Long, slow escalators leading down to Moscow's subway platforms are usually ideal places for couples to lock lips — they allow people to gaze directly into each other's eyes.

According to Stolichnaya Vechernyaya Gazeta, fines for violating the ban, if it is adopted, would range from 300 to 500 rubles (US $10 to US $17). And if the kissing couples are short on cash, police could hold them at the precinct until someone pays their fine

The ban would also target other potentially offensive public behavior, such as drinking alcohol, loud cursing, drunkenness and spitting.

City officials and police were not immediately available for comment, but prominent human rights activist Valeriya Novodvorskaya criticized the potential moratorium. She said a kissing ban would be "Orwellian" and vowed to violate it as often as possible if it is enacted.

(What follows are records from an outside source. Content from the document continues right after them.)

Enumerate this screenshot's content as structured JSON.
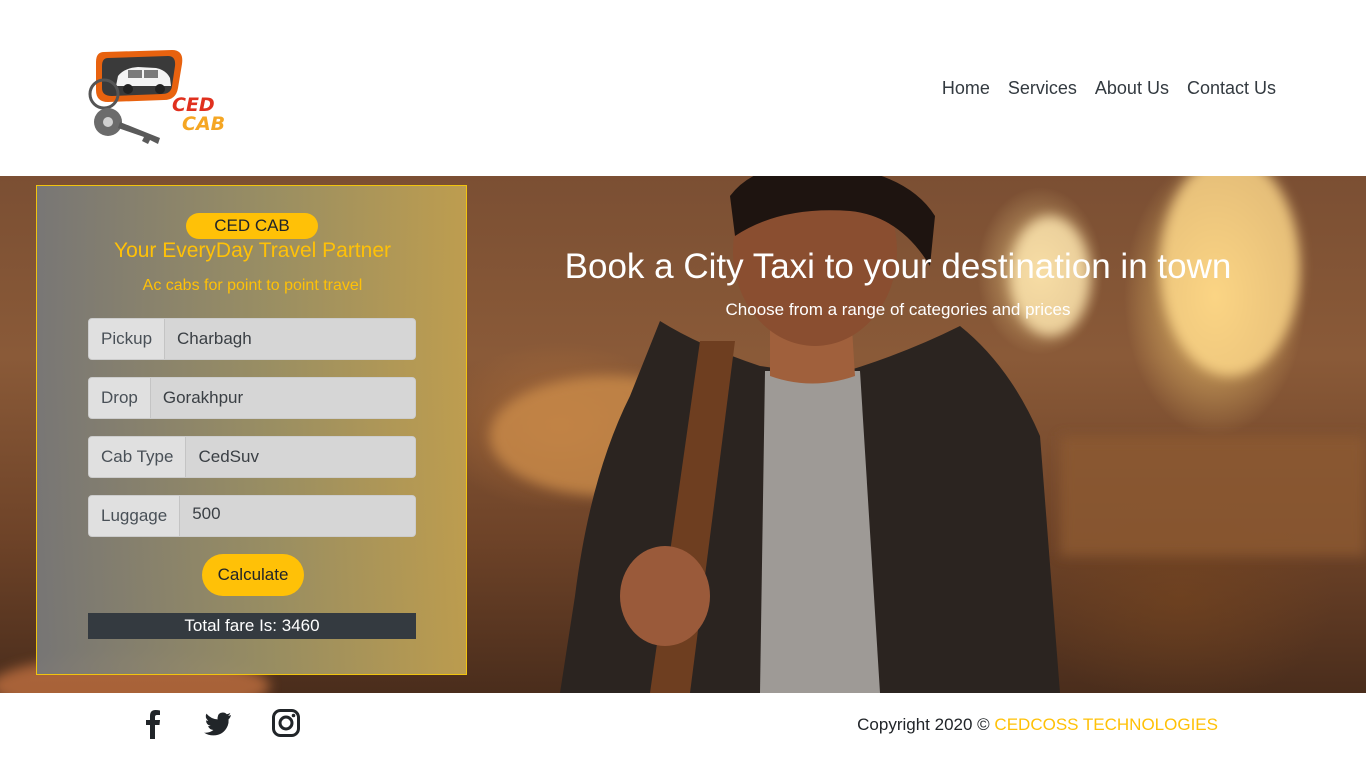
{
  "brand": {
    "logo_line1": "CED",
    "logo_line2": "CAB"
  },
  "nav": {
    "items": [
      "Home",
      "Services",
      "About Us",
      "Contact Us"
    ]
  },
  "hero": {
    "title": "Book a City Taxi to your destination in town",
    "subtitle": "Choose from a range of categories and prices"
  },
  "booking": {
    "badge": "CED CAB",
    "title": "Your EveryDay Travel Partner",
    "subtitle": "Ac cabs for point to point travel",
    "fields": [
      {
        "label": "Pickup",
        "value": "Charbagh"
      },
      {
        "label": "Drop",
        "value": "Gorakhpur"
      },
      {
        "label": "Cab Type",
        "value": "CedSuv"
      },
      {
        "label": "Luggage",
        "value": "500"
      }
    ],
    "calculate_label": "Calculate",
    "total": "Total fare Is: 3460"
  },
  "footer": {
    "social_icons": [
      "facebook-icon",
      "twitter-icon",
      "instagram-icon"
    ],
    "copyright_prefix": "Copyright 2020 ©",
    "copyright_brand": "CEDCOSS TECHNOLOGIES"
  },
  "colors": {
    "accent": "#ffc107",
    "dark": "#343a40",
    "nav_text": "#333a40"
  }
}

The Stalking Police Officer

L O S A N G E L E S — A police officer allegedly assigned to an anti-celebrity stalker project has been booted from the force after using department computers to review confidential records on celebrities.

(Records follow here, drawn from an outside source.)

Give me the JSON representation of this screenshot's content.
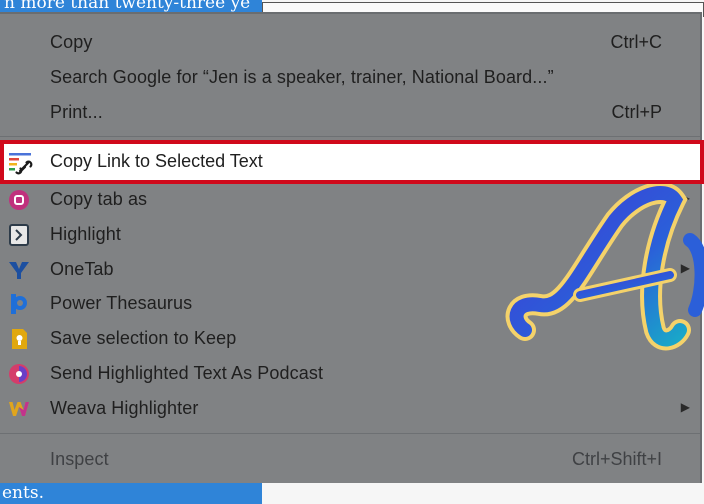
{
  "background": {
    "top_text": "n more than twenty-three ye",
    "bottom_text": "ents."
  },
  "menu": {
    "items": [
      {
        "label": "Copy",
        "shortcut": "Ctrl+C"
      },
      {
        "label": "Search Google for “Jen is a speaker, trainer, National Board...”",
        "shortcut": ""
      },
      {
        "label": "Print...",
        "shortcut": "Ctrl+P"
      }
    ],
    "highlighted": {
      "label": "Copy Link to Selected Text",
      "icon": "link-highlight-icon"
    },
    "extensions": [
      {
        "label": "Copy tab as",
        "icon": "copy-tab-icon",
        "color": "#c0317d",
        "submenu": true
      },
      {
        "label": "Highlight",
        "icon": "highlight-icon",
        "color": "#2d3b49",
        "submenu": false
      },
      {
        "label": "OneTab",
        "icon": "onetab-icon",
        "color": "#1c4fa0",
        "submenu": true
      },
      {
        "label": "Power Thesaurus",
        "icon": "power-thesaurus-icon",
        "color": "#1f6fd8",
        "submenu": false
      },
      {
        "label": "Save selection to Keep",
        "icon": "keep-icon",
        "color": "#e1a80f",
        "submenu": false
      },
      {
        "label": "Send Highlighted Text As Podcast",
        "icon": "podcast-icon",
        "color": "#d43c6a",
        "submenu": false
      },
      {
        "label": "Weava Highlighter",
        "icon": "weava-icon",
        "color": "#e0a51d",
        "submenu": true
      }
    ],
    "inspect": {
      "label": "Inspect",
      "shortcut": "Ctrl+Shift+I"
    }
  },
  "colors": {
    "highlight_border": "#d0091b",
    "selection": "#2f84d8"
  }
}
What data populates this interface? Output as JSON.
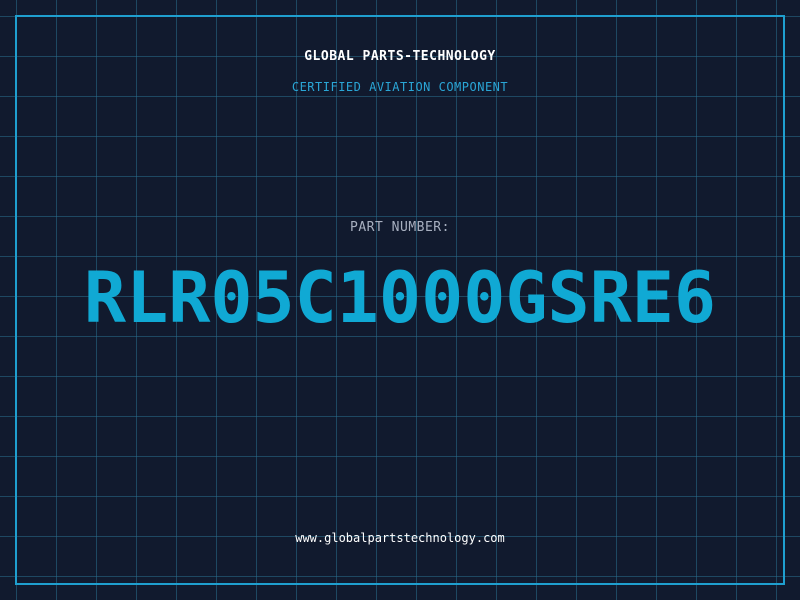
{
  "header": {
    "company": "GLOBAL PARTS-TECHNOLOGY",
    "subtitle": "CERTIFIED AVIATION COMPONENT"
  },
  "part": {
    "label": "PART NUMBER:",
    "number": "RLR05C1000GSRE6"
  },
  "footer": {
    "url": "www.globalpartstechnology.com"
  },
  "colors": {
    "background": "#111a2e",
    "accent": "#10a9d4",
    "grid": "#286e8c"
  }
}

Officer Kelly Chrisman, 35, was fired Oct. 27 after being accused of reviewing the confidential files of Halle Berry, Jennifer Aniston and Dylan McDermott, among others. Chrisman said his superiors assigned him to look up the information as part of a project to map celebrity homes to help monitor potential stalkers.

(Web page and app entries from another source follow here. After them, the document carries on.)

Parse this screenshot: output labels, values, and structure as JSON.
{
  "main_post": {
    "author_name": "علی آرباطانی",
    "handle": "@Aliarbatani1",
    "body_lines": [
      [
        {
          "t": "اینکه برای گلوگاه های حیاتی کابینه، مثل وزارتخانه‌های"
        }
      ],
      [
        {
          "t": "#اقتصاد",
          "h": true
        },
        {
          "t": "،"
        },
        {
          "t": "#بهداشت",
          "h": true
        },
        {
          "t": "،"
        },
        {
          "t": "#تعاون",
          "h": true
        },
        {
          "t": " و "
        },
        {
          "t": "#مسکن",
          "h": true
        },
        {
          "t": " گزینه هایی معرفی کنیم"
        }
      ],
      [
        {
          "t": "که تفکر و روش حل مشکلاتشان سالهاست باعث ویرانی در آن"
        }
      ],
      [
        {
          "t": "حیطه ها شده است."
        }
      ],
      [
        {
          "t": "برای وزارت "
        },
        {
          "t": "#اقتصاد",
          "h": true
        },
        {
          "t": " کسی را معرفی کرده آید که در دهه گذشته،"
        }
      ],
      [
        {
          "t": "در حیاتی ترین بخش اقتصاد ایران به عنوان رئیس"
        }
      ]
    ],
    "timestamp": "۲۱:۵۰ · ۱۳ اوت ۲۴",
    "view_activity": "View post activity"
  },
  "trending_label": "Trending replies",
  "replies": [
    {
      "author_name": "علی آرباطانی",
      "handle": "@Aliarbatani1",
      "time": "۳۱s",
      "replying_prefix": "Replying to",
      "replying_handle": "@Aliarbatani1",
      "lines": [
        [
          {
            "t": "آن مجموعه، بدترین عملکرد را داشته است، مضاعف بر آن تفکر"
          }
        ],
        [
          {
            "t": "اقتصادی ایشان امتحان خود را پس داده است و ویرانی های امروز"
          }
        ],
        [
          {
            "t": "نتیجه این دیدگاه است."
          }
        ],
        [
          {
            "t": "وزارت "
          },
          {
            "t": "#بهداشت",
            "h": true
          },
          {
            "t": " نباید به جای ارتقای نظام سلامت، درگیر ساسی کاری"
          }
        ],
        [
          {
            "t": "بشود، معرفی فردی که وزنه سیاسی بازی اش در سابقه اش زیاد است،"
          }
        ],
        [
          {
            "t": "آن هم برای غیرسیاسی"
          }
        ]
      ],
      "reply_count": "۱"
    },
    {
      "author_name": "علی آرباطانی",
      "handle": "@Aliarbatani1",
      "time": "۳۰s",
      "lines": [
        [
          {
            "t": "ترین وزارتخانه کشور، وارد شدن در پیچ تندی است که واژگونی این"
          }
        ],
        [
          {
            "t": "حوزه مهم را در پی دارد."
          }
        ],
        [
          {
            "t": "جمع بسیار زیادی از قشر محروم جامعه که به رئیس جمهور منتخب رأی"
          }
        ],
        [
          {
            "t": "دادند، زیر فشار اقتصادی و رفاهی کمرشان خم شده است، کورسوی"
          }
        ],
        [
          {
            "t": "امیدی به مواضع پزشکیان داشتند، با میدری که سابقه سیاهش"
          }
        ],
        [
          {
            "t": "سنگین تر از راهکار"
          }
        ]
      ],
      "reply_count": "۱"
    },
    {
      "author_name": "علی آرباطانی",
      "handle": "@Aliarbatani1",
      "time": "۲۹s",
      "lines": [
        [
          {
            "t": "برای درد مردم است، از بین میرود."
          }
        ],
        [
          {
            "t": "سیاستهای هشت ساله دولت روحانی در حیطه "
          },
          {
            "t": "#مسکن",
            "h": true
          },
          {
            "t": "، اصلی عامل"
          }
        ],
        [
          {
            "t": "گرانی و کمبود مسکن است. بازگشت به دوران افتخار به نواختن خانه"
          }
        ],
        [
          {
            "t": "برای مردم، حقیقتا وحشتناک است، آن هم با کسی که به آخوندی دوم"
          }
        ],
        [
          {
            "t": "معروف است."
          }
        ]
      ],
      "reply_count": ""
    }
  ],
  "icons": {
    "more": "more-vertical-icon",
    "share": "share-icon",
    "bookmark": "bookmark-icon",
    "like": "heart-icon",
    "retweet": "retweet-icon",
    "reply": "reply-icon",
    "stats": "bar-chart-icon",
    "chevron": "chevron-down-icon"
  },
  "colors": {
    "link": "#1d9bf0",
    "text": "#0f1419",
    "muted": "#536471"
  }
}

One of Chrisman's attorneys, Gary Casselman, told The Associated Press he was fired because the department "didn't want the embarrassment of admitting this project existed."

Investigators say they do not know what Chrisman did with the information he accessed between 1994 and 2000. Authorities say the information he accessed included criminal histories, driving records, Social Security numbers, restraining orders and unlisted phone numbers.

A Brush With John Wayne Bobbitt

P H N O M P E N H, Cambodia — A popular karaoke performer could have hit a high note after his wife allegedly tried to cut off his penis while he slept. However, the wife failed to successfully imitate Lorena Bobbitt.

Kan Bun Hou, 26, was asleep when his wife, Ma Len, attacked him with a razor blade, said Touch Sarin, a Phnom Penh police chief. Police were looking for the woman, who fled after the attack.

"The injury is not severe. It could have been worse if she had used scissors," he told Reuters. "His wound is treatable. "

The attack apparently stemmed from Kan Bun Hou's popularity as a karaoke performer. The couple had fought the day before.

He was treated for his injuries while police searched for his Ma Len. Chief Sarin suggested Len was jealous because her husband partied frequently in the evenings.